5. If you are raising anything post an Angel round, don’t ask for a meeting if you don’t have a financial model ready. Having a pitch meeting and then sending a model a couple of weeks later ensures that 1) the iron may now no longer be hot, 2) the VC might have come to an uneducated, yet quick, no, or 3) you’ll seem disorganized, which may be normal for early stage companies but not a confidence-builder.
6. Don’t compare yourself to Google, as in: “What we’re doing is more robust than Google”, “What we’re doing is harder than Google”, or “We are going to be the next Google”.
7. Don’t bring five or six company people to the first meeting. There are rarely enough chairs anyway, and don’t some of these people have jobs that don’t involve raising capital?
8. Don’t say you’ll send follow-up material “in a couple of days”, and then go silent for several weeks. If you ask for a meeting to raise capital, and the prospective investor is interested, be conscious that they see 500 or more ideas a year and can’t possibly waste five minutes let alone a couple of hours.
9. When you do send forecasts, don’t send a budget that shows revenue going from, say, $1 million this year to $100 million in three years’ time.

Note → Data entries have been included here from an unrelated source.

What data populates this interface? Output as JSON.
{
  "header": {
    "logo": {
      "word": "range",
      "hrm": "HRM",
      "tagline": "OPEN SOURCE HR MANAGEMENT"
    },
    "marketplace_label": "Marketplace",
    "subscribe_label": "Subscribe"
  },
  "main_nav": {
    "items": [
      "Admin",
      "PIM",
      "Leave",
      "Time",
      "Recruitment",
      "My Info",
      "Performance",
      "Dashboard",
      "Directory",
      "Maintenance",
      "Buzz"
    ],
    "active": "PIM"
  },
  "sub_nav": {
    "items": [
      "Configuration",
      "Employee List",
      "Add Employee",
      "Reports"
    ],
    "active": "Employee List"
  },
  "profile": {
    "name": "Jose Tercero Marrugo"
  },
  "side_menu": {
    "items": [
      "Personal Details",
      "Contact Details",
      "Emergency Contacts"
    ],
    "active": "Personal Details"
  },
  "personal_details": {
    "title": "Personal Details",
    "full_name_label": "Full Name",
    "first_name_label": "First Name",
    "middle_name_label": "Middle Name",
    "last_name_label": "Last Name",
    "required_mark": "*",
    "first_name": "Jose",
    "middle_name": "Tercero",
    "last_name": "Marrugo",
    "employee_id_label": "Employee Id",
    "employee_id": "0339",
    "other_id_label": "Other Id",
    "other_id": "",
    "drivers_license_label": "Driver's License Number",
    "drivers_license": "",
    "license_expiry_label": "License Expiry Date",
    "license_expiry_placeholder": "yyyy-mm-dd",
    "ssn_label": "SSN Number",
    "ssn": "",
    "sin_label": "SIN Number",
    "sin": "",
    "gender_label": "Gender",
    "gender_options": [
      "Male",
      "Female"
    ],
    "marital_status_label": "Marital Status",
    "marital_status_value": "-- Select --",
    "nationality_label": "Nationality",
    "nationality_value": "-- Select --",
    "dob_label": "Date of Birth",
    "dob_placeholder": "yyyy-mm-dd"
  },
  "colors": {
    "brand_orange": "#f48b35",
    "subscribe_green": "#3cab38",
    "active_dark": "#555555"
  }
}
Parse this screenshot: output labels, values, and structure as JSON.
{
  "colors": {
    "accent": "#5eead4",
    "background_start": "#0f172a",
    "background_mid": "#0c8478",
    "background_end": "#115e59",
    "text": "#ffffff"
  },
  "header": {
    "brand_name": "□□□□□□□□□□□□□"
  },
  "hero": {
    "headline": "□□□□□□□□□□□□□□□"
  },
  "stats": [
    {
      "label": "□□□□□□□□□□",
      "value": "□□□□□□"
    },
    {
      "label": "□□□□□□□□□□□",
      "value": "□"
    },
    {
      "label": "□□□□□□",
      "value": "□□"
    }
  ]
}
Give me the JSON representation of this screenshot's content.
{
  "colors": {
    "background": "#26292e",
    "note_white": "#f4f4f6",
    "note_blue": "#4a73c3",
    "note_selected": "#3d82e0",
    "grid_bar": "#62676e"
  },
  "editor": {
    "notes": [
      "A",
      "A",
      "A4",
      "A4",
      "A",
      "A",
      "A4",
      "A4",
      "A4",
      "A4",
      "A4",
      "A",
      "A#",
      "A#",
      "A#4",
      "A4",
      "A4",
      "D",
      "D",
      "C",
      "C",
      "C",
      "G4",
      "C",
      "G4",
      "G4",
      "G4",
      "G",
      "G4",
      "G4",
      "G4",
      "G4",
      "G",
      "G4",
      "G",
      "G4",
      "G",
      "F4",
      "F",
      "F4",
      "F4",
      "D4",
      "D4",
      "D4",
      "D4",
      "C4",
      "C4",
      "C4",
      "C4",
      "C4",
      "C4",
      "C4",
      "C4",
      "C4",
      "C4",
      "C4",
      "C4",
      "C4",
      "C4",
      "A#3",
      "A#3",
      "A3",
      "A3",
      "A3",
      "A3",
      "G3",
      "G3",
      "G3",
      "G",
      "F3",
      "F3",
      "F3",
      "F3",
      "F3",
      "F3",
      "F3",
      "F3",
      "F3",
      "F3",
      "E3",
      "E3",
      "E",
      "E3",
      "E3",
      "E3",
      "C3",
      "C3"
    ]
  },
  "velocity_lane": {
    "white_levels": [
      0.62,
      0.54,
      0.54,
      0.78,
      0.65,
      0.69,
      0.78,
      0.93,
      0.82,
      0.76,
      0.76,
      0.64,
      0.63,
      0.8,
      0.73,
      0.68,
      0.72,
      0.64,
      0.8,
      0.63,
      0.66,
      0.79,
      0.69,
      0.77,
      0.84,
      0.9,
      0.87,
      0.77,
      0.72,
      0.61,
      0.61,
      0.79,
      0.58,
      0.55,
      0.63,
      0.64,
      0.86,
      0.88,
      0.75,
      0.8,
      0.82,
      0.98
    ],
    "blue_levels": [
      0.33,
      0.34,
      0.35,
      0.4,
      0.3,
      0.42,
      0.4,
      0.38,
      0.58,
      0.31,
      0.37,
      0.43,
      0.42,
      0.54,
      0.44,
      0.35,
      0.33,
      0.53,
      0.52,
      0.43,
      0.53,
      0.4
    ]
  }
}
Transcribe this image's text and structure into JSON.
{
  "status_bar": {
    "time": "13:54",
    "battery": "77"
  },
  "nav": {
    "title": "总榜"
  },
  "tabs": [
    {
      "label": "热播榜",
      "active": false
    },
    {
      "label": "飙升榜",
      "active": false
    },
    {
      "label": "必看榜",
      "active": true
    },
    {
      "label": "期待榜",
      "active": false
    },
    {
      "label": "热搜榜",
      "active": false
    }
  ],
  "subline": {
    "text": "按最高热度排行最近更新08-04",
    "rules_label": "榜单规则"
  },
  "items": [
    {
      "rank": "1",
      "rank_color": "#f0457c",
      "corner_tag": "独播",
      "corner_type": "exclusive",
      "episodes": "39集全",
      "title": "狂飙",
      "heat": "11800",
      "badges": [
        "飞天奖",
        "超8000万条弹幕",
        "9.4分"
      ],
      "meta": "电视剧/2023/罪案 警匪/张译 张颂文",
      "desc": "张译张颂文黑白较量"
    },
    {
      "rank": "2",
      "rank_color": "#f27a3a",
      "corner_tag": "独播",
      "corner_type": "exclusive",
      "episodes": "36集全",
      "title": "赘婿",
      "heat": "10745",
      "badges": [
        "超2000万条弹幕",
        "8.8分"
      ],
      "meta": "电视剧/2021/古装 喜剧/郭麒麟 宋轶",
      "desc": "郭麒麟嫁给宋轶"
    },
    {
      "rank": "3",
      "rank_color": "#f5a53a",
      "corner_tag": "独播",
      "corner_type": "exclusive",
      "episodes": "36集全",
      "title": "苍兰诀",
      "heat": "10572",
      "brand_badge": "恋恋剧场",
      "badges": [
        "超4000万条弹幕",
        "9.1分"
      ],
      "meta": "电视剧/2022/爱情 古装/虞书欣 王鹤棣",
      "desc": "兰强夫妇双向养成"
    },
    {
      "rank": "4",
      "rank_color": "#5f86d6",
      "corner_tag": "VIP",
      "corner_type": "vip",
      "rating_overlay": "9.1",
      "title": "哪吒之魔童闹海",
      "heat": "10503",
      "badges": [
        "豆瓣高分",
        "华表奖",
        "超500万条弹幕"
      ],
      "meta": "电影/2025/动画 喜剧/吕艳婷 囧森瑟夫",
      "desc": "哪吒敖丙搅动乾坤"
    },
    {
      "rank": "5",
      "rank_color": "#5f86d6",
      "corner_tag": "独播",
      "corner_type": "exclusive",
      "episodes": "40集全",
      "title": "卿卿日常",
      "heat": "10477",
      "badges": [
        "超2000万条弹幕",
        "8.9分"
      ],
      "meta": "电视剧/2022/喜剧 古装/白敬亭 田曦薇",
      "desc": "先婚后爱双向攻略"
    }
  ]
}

People will think – fair or not – that you’ve lost your mind.
10. When talking future valuation, don’t use numbers that involve “billions”. As in, “We’ll be worth north of a billion by 2012”. People will think – fair or not – that you’re on crack.
11. Don’t be offended if the investor turns you down, as long as they are polite about it.
These are just a few of the things that come to mind. And yes, they are all from real, live situations. Since we’re in the business “of saying yes” to entrepreneurs about their prospective deals, these simple points should help people stay clear of some avoidable pitfalls.
This is great advice. You’ve covered the most of the major mistakes that entrepreneurs make when raising capital. The need to do a ‘reality’ check I agree with 100%.
I would add this in the ‘DO’ list:
Explain who your customers are, why they would buy your product/service, how big the market is and how you’d get into the market.
I see too entrepreneurs who don’t do this. Investors really want to know about the market. After all they only get a return when people buy.